Tamás Éder, public relations and public affairs manager at Bonafarm Group, a Hungarian agricultural holding and MCS Vágóhíd’s strategic partner, told GlobalMeatNews the “company wants to expand its domestic market share and is looking for opportunities in the neighbouring countries”.
Export sales to increase
Among its other plans for 2018, MCS Vágóhíd is also making efforts to launch exports to China, and plans to raise its sales to a number of other foreign markets this year, according to Éder.
MCS Vágóhíd “has requested the Chinese export licence, but it hasn’t received it yet. We would also like to increase our export sales to other Asian markets,” Éder said.
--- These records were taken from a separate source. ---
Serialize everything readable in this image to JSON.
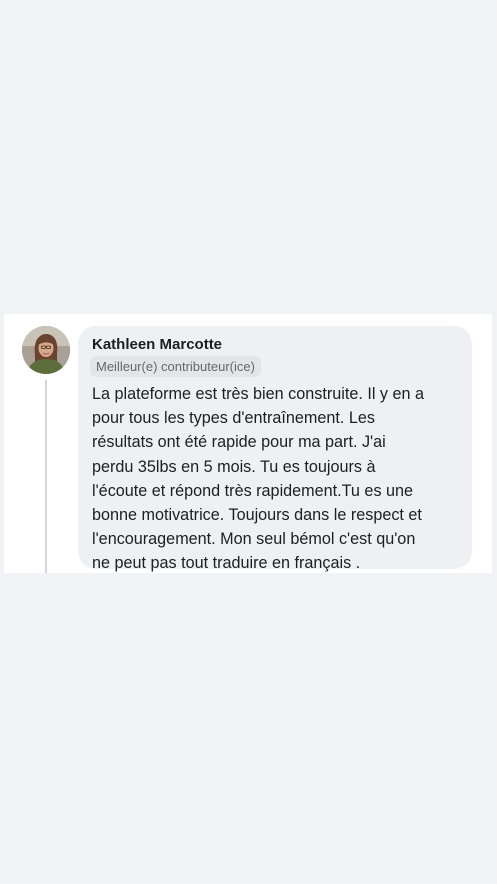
{
  "comment": {
    "author": "Kathleen Marcotte",
    "badge": "Meilleur(e) contributeur(ice)",
    "text": "La plateforme est très bien construite. Il y en a\npour tous les types d'entraînement. Les\nrésultats ont été rapide pour ma part. J'ai\nperdu 35lbs en 5 mois. Tu es toujours à\nl'écoute et répond très rapidement.Tu es une\nbonne motivatrice. Toujours dans le respect et\nl'encouragement. Mon seul bémol c'est qu'on\nne peut pas tout traduire en français ."
  },
  "colors": {
    "page_background": "#f1f3f6",
    "card_background": "#ffffff",
    "bubble_background": "#eef0f3",
    "badge_background": "#e3e5e9",
    "text": "#1c1e21",
    "secondary_text": "#65676b"
  }
}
Last year, the meat business opened a new pig slaughterhouse in Mohács, about 208km from the country’s capital Budapest, fitted with a total surface of about 26,000 square metres. Following a test run, the facility was scheduled to reach its full capacity of some 1 million head per year.
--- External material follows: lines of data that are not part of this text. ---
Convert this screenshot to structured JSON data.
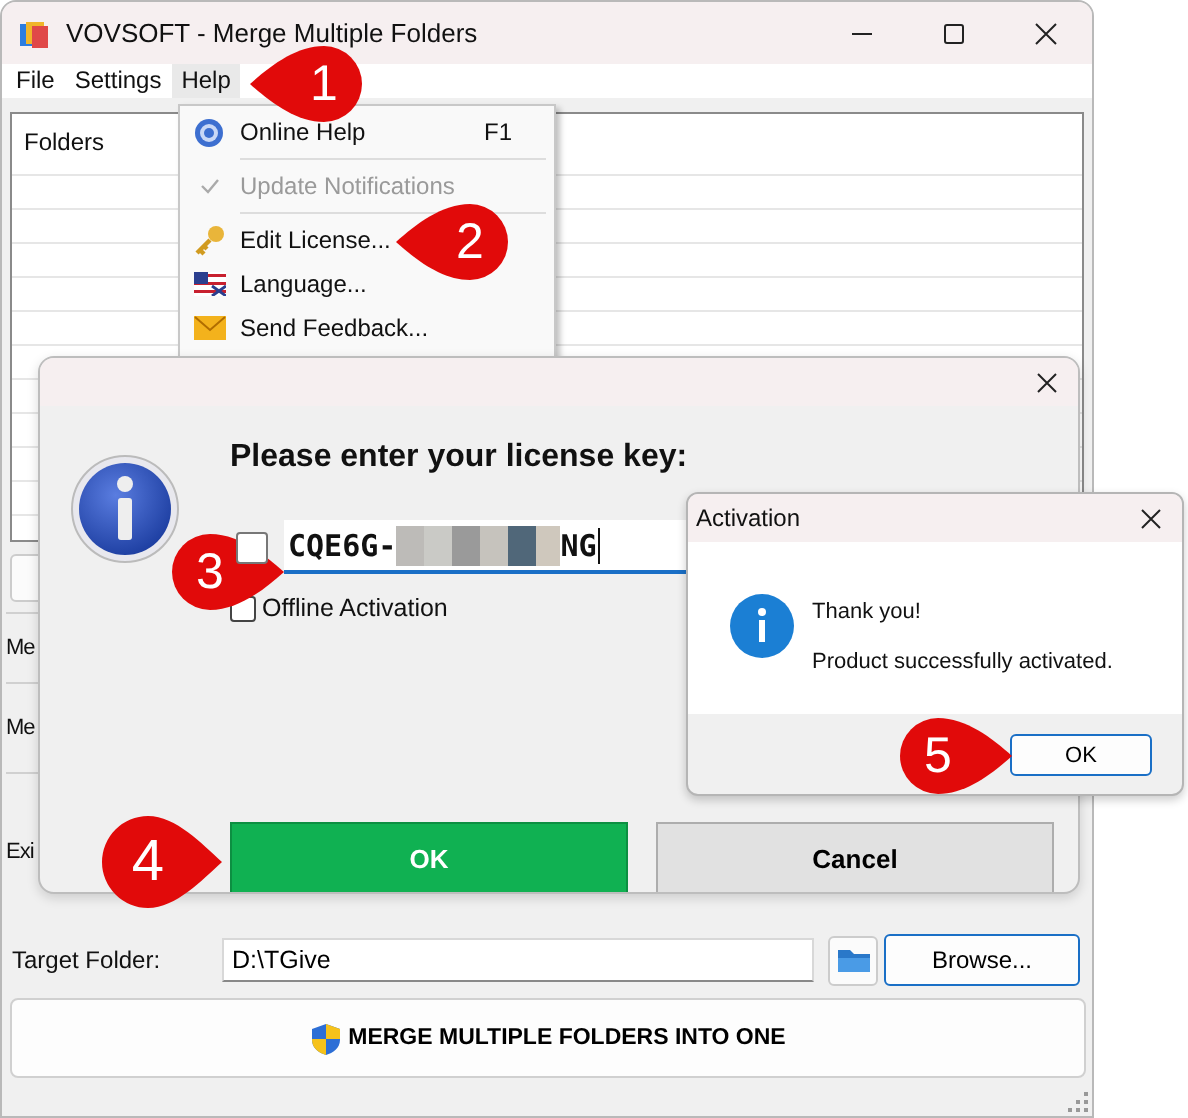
{
  "window": {
    "title": "VOVSOFT - Merge Multiple Folders"
  },
  "menu": [
    {
      "label": "File",
      "selected": false
    },
    {
      "label": "Settings",
      "selected": false
    },
    {
      "label": "Help",
      "selected": true
    }
  ],
  "help_menu": [
    {
      "kind": "help",
      "label": "Online Help",
      "shortcut": "F1",
      "checked": false,
      "disabled": false
    },
    {
      "kind": "separator"
    },
    {
      "kind": "plain",
      "label": "Update Notifications",
      "checked": true,
      "disabled": true
    },
    {
      "kind": "separator"
    },
    {
      "kind": "key",
      "label": "Edit License...",
      "checked": false,
      "disabled": false
    },
    {
      "kind": "flag",
      "label": "Language...",
      "checked": false,
      "disabled": false
    },
    {
      "kind": "mail",
      "label": "Send Feedback...",
      "checked": false,
      "disabled": false
    }
  ],
  "folders_list": {
    "header": "Folders"
  },
  "side_labels": [
    "Me",
    "Me",
    "Exi"
  ],
  "target_folder": {
    "label": "Target Folder:",
    "value": "D:\\TGive",
    "browse": "Browse..."
  },
  "merge_button": "MERGE MULTIPLE FOLDERS INTO ONE",
  "license_dialog": {
    "heading": "Please enter your license key:",
    "key_box": {
      "checked": false
    },
    "key_start": "CQE6G-",
    "key_end": "NG",
    "offline_activation": {
      "label": "Offline Activation",
      "checked": false
    },
    "buttons": [
      {
        "label": "OK",
        "kind": "primary"
      },
      {
        "label": "Cancel",
        "kind": "secondary"
      }
    ]
  },
  "activation_dialog": {
    "title": "Activation",
    "lines": [
      "Thank you!",
      "Product successfully activated."
    ],
    "button": "OK"
  },
  "steps": [
    "1",
    "2",
    "3",
    "4",
    "5"
  ]
}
Investment to expand capacities
In total, the investment should create about 570 jobs in Mohács, making the company “one of the most significant employers in the region”, according to data released by MCS Vágóhíd.
MCS Vágóhíd supplies a share of its meat to Pick Szeged Co, a subsidiary of Bonafarm Group. The meat processor specialises in processed pork products, and sells its output under the brands of Pick, Herz, Família and Ringa. Its products include salamis, dry sausages, cold cuts, frankfurters, hams, and bacon, among others.
Pick Szeged produces about 40,000t of various products per year, as indicated by figures from the company. The meat processor said it holds a 30% share of the Hungarian market, and exports to some 35 countries worldwide.
Bonafarm is controlled by local banker Sándor Csányi, who is considered the country’s wealthiest person, according to data from Forbes magazine.
Over the past years, local pork meat producers and processors have benefited from the Hungarian government’s policy of promoting pig breeding and pork meat consumption through various financial investments and tax cuts.
This year, the Hungarian cabinet lowered the value-added tax (VAT) on pork offal from 27% to 5%. This followed earlier cuts from 2016, when the authorities made a decision to reduce the VAT on pork meat, and 2014, when the VAT on live pigs and half carcases was also lowered, in both cases from 27% to 5%.
The measures are part of the government’s plan to increase domestic consumption of pork meat. Budapest is also encouraging pig breeders and pork meat processors to invest in expanding their capacities. Under the cabinet’s strategy, the number of hogs in Hungary is to be increased to about 6 million head by 2020.